__Exercise inputs__:
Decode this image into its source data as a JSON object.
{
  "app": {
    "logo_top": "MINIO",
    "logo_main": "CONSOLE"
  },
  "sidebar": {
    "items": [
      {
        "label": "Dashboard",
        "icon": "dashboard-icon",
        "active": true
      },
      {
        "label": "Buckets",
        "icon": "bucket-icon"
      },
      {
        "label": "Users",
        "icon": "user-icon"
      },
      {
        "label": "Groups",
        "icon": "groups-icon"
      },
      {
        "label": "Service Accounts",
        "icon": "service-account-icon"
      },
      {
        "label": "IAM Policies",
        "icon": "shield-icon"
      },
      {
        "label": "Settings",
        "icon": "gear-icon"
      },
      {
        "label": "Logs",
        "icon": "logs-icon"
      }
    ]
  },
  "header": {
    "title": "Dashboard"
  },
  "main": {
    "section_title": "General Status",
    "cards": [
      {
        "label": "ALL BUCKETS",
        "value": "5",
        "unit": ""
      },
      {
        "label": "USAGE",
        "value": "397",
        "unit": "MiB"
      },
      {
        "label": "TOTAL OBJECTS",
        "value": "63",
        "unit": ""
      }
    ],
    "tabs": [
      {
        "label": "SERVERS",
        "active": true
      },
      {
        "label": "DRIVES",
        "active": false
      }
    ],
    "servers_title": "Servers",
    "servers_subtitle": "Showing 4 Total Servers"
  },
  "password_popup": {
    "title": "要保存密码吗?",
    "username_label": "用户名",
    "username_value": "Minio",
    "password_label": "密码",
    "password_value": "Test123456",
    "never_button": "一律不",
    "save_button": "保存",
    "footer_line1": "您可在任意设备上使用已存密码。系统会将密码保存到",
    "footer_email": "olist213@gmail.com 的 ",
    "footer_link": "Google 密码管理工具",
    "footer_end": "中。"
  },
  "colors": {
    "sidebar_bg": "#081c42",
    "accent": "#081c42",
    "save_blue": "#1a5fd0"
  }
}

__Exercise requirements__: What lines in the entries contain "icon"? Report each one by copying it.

__Task output__:
        "icon": "dashboard-icon",
        "icon": "bucket-icon"
        "icon": "user-icon"
        "icon": "groups-icon"
        "icon": "service-account-icon"
        "icon": "shield-icon"
        "icon": "gear-icon"
        "icon": "logs-icon"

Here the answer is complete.